With the release of the PlayStation 5, there’s been plenty of chatter about the console’s upgraded audio capabilities. The PS5 touts a new system architecture designed to bring a greater level of immersion to the audio experience. Being SoundGuys, this got our attention! Here’s what you need to know about the Sony 3D audio system.

What is Sony’s 3D audio?

Developed for the PS5, Sony’s 3D audio uses an object-based system to place virtual objects in 3D space around the user. Sony isn’t the only company to move away from basic 2D audio formats, and it’s keeping pace with the industry trend towards advanced object-based surround sound with added height information.

How to setup a Dolby Atmos soundbar: An image of the Creative Xi-Fi Sonic Carrier at CES 2018.

You won’t be needing those up-firing speakers to experience Sony 3D audio.

Rather than adopt or build on an existing standard such as Dolby Atmos or DTS:X, Sony created its own competing system from the ground up. This is becoming a crowded field, given that Microsoft’s Windows Sonic spatial sound system also supports Xbox One and Xbox Series X/S.

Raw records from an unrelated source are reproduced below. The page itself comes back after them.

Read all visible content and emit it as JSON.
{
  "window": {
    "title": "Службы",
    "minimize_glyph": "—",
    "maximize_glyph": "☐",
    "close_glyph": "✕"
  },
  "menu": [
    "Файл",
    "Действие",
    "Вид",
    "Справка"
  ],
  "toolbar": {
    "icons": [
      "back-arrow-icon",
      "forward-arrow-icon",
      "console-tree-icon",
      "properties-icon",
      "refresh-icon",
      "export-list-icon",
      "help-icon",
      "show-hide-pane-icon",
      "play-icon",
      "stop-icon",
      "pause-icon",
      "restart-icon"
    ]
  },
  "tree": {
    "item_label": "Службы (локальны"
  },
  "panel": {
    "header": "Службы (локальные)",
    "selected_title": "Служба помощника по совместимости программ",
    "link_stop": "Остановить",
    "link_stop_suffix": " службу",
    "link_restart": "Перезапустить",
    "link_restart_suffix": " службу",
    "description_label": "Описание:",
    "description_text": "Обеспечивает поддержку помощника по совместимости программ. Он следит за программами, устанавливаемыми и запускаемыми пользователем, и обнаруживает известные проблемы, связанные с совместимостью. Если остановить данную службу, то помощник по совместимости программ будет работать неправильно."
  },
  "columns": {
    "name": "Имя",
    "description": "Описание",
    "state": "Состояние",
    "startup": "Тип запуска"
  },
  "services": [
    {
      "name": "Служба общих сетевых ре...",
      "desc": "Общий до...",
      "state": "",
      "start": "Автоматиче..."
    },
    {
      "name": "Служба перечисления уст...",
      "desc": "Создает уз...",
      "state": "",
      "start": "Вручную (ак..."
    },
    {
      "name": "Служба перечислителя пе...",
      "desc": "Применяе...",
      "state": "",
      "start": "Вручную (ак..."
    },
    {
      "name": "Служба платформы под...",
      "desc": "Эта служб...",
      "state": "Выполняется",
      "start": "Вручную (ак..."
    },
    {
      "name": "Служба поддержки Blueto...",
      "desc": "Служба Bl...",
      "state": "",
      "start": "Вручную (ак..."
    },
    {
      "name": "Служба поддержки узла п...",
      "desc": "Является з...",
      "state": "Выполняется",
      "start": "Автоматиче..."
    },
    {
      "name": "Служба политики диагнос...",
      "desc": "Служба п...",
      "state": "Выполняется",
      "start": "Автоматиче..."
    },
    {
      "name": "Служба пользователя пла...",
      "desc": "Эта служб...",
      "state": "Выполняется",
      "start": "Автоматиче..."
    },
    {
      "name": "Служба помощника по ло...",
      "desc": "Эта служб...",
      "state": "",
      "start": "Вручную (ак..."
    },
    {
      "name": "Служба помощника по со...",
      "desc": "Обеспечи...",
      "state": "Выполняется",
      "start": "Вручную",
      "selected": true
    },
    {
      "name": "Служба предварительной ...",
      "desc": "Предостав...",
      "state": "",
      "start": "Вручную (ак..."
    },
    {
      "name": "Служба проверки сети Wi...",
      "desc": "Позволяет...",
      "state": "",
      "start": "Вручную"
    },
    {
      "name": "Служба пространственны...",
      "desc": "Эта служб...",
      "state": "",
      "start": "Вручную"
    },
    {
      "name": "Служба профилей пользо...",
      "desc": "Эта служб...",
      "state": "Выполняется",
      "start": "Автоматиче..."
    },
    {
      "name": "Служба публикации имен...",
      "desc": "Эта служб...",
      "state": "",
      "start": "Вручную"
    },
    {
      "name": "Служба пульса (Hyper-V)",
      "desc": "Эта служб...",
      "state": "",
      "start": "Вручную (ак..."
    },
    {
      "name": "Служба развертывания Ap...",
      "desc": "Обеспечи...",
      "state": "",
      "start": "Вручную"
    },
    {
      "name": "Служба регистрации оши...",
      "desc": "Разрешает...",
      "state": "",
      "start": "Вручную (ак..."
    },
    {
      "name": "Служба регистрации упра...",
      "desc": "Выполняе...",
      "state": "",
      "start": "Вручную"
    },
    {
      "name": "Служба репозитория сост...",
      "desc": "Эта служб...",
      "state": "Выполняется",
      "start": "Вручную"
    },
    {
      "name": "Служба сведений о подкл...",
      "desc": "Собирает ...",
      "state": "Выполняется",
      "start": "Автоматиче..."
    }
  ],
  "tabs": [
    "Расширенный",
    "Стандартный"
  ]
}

Unfortunately, Sony’s 3D audio system is not compatible with either Dolby Atmos or DTS:X, even though the PS5 will output Atmos encoded digital audio when playing a Blu-ray disc.

How does Sony’s 3D audio work?

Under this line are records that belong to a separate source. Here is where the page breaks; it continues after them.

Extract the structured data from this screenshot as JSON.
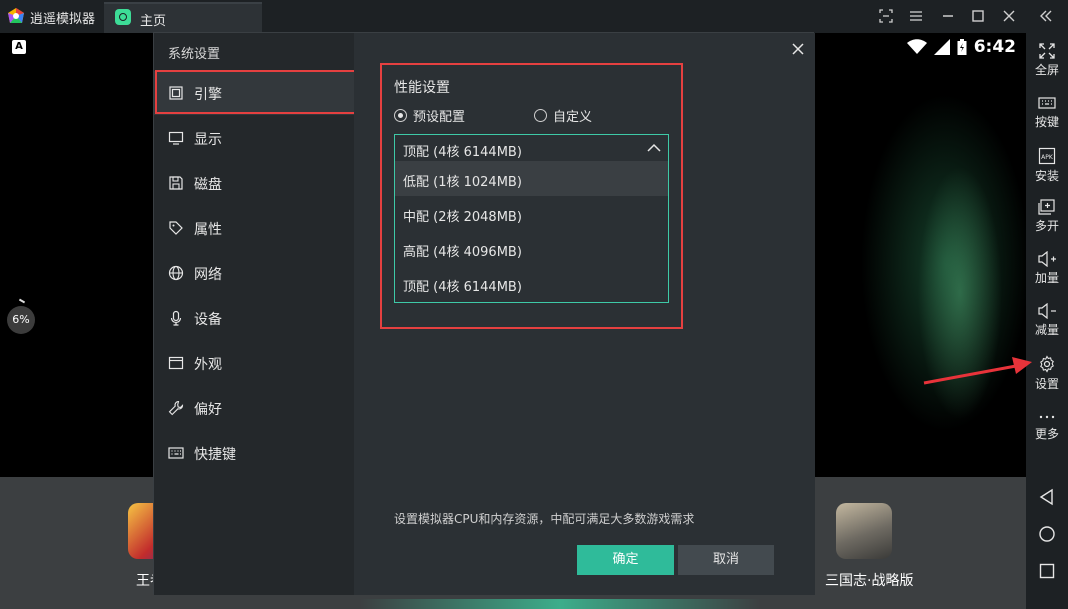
{
  "titlebar": {
    "app_title": "逍遥模拟器",
    "tab_label": "主页",
    "controls": [
      "screenshot-icon",
      "menu-icon",
      "minimize-icon",
      "maximize-icon",
      "close-icon",
      "collapse-icon"
    ]
  },
  "status_bar": {
    "time": "6:42",
    "icons": [
      "wifi-icon",
      "signal-icon",
      "battery-icon"
    ]
  },
  "screen": {
    "progress_percent": "6%",
    "dock_apps": [
      {
        "label": "王者"
      },
      {
        "label": "三国志·战略版"
      }
    ]
  },
  "toolbar": {
    "items": [
      {
        "label": "全屏",
        "icon": "fullscreen-icon"
      },
      {
        "label": "按键",
        "icon": "keyboard-icon"
      },
      {
        "label": "安装",
        "icon": "apk-icon"
      },
      {
        "label": "多开",
        "icon": "multi-instance-icon"
      },
      {
        "label": "加量",
        "icon": "volume-up-icon"
      },
      {
        "label": "减量",
        "icon": "volume-down-icon"
      },
      {
        "label": "设置",
        "icon": "gear-icon"
      },
      {
        "label": "更多",
        "icon": "more-icon"
      }
    ]
  },
  "dialog": {
    "title": "系统设置",
    "nav": [
      {
        "label": "引擎",
        "icon": "engine-icon",
        "active": true
      },
      {
        "label": "显示",
        "icon": "display-icon"
      },
      {
        "label": "磁盘",
        "icon": "disk-icon"
      },
      {
        "label": "属性",
        "icon": "tag-icon"
      },
      {
        "label": "网络",
        "icon": "globe-icon"
      },
      {
        "label": "设备",
        "icon": "microphone-icon"
      },
      {
        "label": "外观",
        "icon": "window-icon"
      },
      {
        "label": "偏好",
        "icon": "wrench-icon"
      },
      {
        "label": "快捷键",
        "icon": "keyboard-icon"
      }
    ],
    "performance": {
      "title": "性能设置",
      "radio_preset": "预设配置",
      "radio_custom": "自定义",
      "selected": "顶配 (4核 6144MB)",
      "options": [
        "低配 (1核 1024MB)",
        "中配 (2核 2048MB)",
        "高配 (4核 4096MB)",
        "顶配 (4核 6144MB)"
      ]
    },
    "hint": "设置模拟器CPU和内存资源，中配可满足大多数游戏需求",
    "ok_label": "确定",
    "cancel_label": "取消"
  },
  "colors": {
    "accent": "#2fbb9a",
    "highlight_box": "#e54040",
    "panel_bg": "#2b3034",
    "sidebar_bg": "#24282b"
  }
}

The developers position game sounds in 3D space around the player to reflect where those sounds should be, relative to the player and the screen in front. This provides increased “presence and locality,” in Sony’s words. In practice this means you get a better sense of immersion through atmospheric sounds; the audio also can provide more accurate clues about what’s happening both on and off-screen, around the player.

Since all the processing is built-in, no special external hardware is necessary. Sony 3D audio will work over your existing TV speakers, a stereo, 5.1 or 7.1 system, or preferably, headphones, which convey the effect of 3D audio most dramatically. To make 3D audio work, the virtual soundfield signals generated by the PS5 for your headphones or speakers are multiplied with a detailed Head Related Transfer Function (HRTF).

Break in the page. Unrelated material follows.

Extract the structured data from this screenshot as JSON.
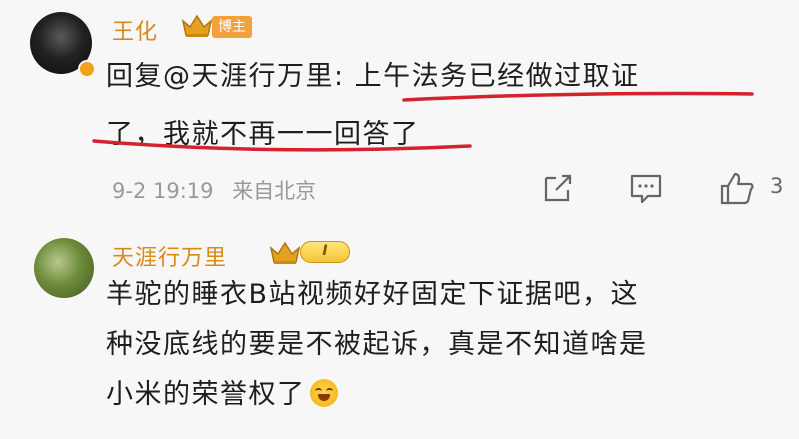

What’s an HRTF?

The term HRTF refers to the effect our shoulders, head, and outer ears have on sound waves coming from different sources before they encounter our eardrums. Those physical interactions impact the timing, levels, and phase relationships of the different frequency content of the sounds we hear. As part of our hearing system, our brains are able to decode all those changes to decipher where the sound likely originated in the space around us.

If you were to place tiny microphones inside your ears and make a recording, it would include the effect of your personal HRTF. You would have a binaural recording that would work perfectly for you if you played it back over headphones, but it wouldn’t work quite as well for anyone else. Since our ears and ear canals are all different shapes and sizes, our individual HRTFs are unique.

Your ear anatomy and head shape affect how your brain localizes sound.

To make 3D audio work as well as it does, Sony measured and studied hundreds of HRTFs and reduced the data down into five “types.” Choosing your closest fit from those five generic HRTFs is part of the audio settings and something you should do when turning on 3D audio.

Do you need the Sony Pulse 3D headset to get the most from the PS5?

A man sits on a couch playing on a PlayStation 5 while wearing the Sony Pulse 3D Wireless Headset and holding a PlayStation DualSense controller.

This is definitely a headset aimed at couch-bound gamers.

Sony released the Pulse 3D headset to accompany the PlayStation 5. While this headset was specifically developed for the console, it isn’t necessary to get the full 3D audio experience. Sony designed the feature so it wouldn’t require special external hardware—if you already have gaming headphones you’re happy with, or you’re eyeing another brand, those will work too.

Related: Best PlayStation 5 gaming headsets

How effective is Sony 3D audio?

Sony clearly spent a lot of time developing its Tempest audio engine and the results of the PlayStation 5’s 3D audio are indeed impressive. At this time it is most effective over headphones, which is clearly where the company focused the majority of its research.

How well the effect works over speakers will depend on your speaker setup and on your room. Performance over speakers, in their various possible configurations, is expected to improve over time with future updates.

Additionally, Sony has hinted at plans to roll out further refinements to the HRTF options, with the potential for customized or even fully personalized HRTFs in the future. There is still room for improvement to what Sony already achieved in the current release.

Is Sony 3D audio a good thing for the consumer?

Whether Sony 3D audio is considered a good thing or not really depends on where you’re coming from. If you’re a gamer who prefers using headphones, this is all great and definitely something to be happy about. You don’t even need to buy a new gaming headset to enjoy the feature.

If you rely on your TV’s speakers, stereo speakers, a 5.1, or 7.1 system for gaming, you should also be happy: the PS5 can use them. The console’s processing might even breathe new life into your existing setup, as it lets you fine-tune your speaker configuration and placement in the PS5 audio output menu.

If you recently shelled out some big bucks on upgrading your TV sound with Dolby Atmos and/or DTS:X capabilities, you’ll probably be disappointed. The PS5 doesn’t fully utilize those systems.

If you’re just an interested observer with no real interest in actually buying a PlayStation 5, the important thing to understand about all this is there’s now another 3D surround sound format out there. It might be superior, but it doesn’t play nicely with the competition. Clearly, Sony is coming out swinging for another format war.

Frequently Asked Questions

Will the PS5's 3D audio work with my Bose QC35 II?

Yes! Its effectiveness varies by a given headset's audio delay (between left and right) and by the degree to which 3D audio is implemented in a game, but any headset that uses 3.5mm to connect can use 3D audio.